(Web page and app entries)

- - -

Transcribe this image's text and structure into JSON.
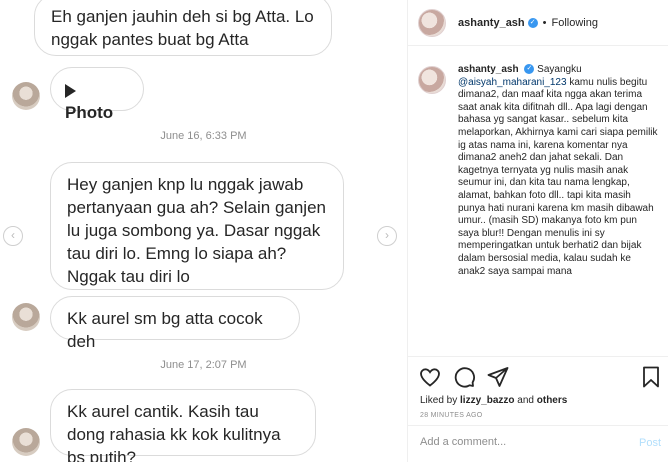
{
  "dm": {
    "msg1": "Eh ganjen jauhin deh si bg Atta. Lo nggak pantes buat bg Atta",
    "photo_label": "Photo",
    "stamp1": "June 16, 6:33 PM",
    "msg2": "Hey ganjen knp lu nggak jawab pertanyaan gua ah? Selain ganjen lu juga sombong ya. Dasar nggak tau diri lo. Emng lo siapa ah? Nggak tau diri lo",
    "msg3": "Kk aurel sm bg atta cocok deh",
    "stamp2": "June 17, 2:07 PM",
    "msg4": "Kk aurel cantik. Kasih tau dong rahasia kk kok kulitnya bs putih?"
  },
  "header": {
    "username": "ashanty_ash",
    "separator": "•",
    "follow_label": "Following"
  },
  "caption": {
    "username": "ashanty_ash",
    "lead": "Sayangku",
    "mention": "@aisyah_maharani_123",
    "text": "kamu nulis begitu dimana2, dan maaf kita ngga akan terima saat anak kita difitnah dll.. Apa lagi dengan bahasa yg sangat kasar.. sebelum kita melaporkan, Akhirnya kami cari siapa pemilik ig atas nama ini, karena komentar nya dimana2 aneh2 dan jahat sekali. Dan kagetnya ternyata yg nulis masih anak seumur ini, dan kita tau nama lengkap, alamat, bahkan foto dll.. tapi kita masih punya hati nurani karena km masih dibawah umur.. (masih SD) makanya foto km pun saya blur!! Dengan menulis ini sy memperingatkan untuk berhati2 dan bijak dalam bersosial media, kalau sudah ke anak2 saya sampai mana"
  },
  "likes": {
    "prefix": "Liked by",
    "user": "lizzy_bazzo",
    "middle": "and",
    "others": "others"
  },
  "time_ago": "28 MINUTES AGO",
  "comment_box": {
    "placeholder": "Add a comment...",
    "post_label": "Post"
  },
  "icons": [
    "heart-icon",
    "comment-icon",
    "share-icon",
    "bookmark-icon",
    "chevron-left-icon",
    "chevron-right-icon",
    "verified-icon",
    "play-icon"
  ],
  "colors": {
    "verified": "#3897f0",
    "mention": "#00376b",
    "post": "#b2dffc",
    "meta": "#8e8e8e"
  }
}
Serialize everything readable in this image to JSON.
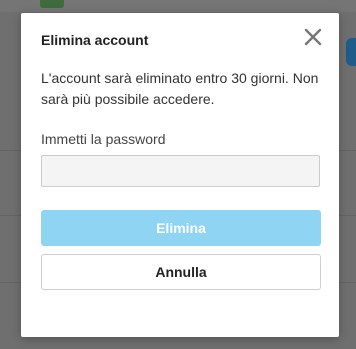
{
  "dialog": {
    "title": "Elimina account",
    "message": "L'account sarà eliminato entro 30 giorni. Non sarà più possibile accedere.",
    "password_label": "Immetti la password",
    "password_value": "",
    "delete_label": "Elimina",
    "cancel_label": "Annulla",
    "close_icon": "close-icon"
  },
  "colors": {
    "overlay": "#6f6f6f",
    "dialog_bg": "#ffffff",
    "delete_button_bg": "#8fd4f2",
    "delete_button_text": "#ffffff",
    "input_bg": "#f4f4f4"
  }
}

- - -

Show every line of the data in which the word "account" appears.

:: RESULT FOR THIS EXERCISE ::
    "title": "Elimina account",
    "message": "L'account sarà eliminato entro 30 giorni. Non sarà più possibile accedere.",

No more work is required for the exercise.